→ Exercise objective
Please print the data shown below without any alteration.

[Stored dataset items]
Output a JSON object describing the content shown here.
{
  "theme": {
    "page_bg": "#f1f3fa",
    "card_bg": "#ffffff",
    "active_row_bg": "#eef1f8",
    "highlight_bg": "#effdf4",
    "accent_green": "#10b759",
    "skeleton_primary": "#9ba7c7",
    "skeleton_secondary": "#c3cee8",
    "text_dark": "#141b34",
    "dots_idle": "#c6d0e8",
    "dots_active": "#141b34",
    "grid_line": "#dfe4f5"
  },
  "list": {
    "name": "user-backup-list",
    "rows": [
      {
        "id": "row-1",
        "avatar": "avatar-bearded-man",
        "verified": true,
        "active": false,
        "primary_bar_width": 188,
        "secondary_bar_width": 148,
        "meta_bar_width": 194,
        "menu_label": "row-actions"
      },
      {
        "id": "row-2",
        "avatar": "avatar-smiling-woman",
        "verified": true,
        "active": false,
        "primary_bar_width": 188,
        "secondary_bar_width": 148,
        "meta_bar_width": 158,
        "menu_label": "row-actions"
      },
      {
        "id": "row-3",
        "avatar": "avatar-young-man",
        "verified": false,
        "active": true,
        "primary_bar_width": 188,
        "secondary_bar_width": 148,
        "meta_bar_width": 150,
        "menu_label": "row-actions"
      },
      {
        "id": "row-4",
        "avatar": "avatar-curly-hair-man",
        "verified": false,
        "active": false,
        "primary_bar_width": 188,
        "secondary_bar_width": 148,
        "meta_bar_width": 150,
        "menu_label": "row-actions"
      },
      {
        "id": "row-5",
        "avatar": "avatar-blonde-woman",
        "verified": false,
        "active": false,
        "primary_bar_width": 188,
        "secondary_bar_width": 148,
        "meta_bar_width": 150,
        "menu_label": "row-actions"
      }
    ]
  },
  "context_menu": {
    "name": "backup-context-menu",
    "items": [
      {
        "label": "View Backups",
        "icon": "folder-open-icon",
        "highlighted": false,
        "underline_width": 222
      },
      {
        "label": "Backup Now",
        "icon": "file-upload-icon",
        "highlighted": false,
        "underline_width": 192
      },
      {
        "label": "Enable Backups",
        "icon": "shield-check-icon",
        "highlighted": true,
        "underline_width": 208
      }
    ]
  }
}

→ Task response
Output a JSON object describing the content shown here.
{
  "theme": {
    "page_bg": "#f1f3fa",
    "card_bg": "#ffffff",
    "active_row_bg": "#eef1f8",
    "highlight_bg": "#effdf4",
    "accent_green": "#10b759",
    "skeleton_primary": "#9ba7c7",
    "skeleton_secondary": "#c3cee8",
    "text_dark": "#141b34",
    "dots_idle": "#c6d0e8",
    "dots_active": "#141b34",
    "grid_line": "#dfe4f5"
  },
  "list": {
    "name": "user-backup-list",
    "rows": [
      {
        "id": "row-1",
        "avatar": "avatar-bearded-man",
        "verified": true,
        "active": false,
        "primary_bar_width": 188,
        "secondary_bar_width": 148,
        "meta_bar_width": 194,
        "menu_label": "row-actions"
      },
      {
        "id": "row-2",
        "avatar": "avatar-smiling-woman",
        "verified": true,
        "active": false,
        "primary_bar_width": 188,
        "secondary_bar_width": 148,
        "meta_bar_width": 158,
        "menu_label": "row-actions"
      },
      {
        "id": "row-3",
        "avatar": "avatar-young-man",
        "verified": false,
        "active": true,
        "primary_bar_width": 188,
        "secondary_bar_width": 148,
        "meta_bar_width": 150,
        "menu_label": "row-actions"
      },
      {
        "id": "row-4",
        "avatar": "avatar-curly-hair-man",
        "verified": false,
        "active": false,
        "primary_bar_width": 188,
        "secondary_bar_width": 148,
        "meta_bar_width": 150,
        "menu_label": "row-actions"
      },
      {
        "id": "row-5",
        "avatar": "avatar-blonde-woman",
        "verified": false,
        "active": false,
        "primary_bar_width": 188,
        "secondary_bar_width": 148,
        "meta_bar_width": 150,
        "menu_label": "row-actions"
      }
    ]
  },
  "context_menu": {
    "name": "backup-context-menu",
    "items": [
      {
        "label": "View Backups",
        "icon": "folder-open-icon",
        "highlighted": false,
        "underline_width": 222
      },
      {
        "label": "Backup Now",
        "icon": "file-upload-icon",
        "highlighted": false,
        "underline_width": 192
      },
      {
        "label": "Enable Backups",
        "icon": "shield-check-icon",
        "highlighted": true,
        "underline_width": 208
      }
    ]
  }
}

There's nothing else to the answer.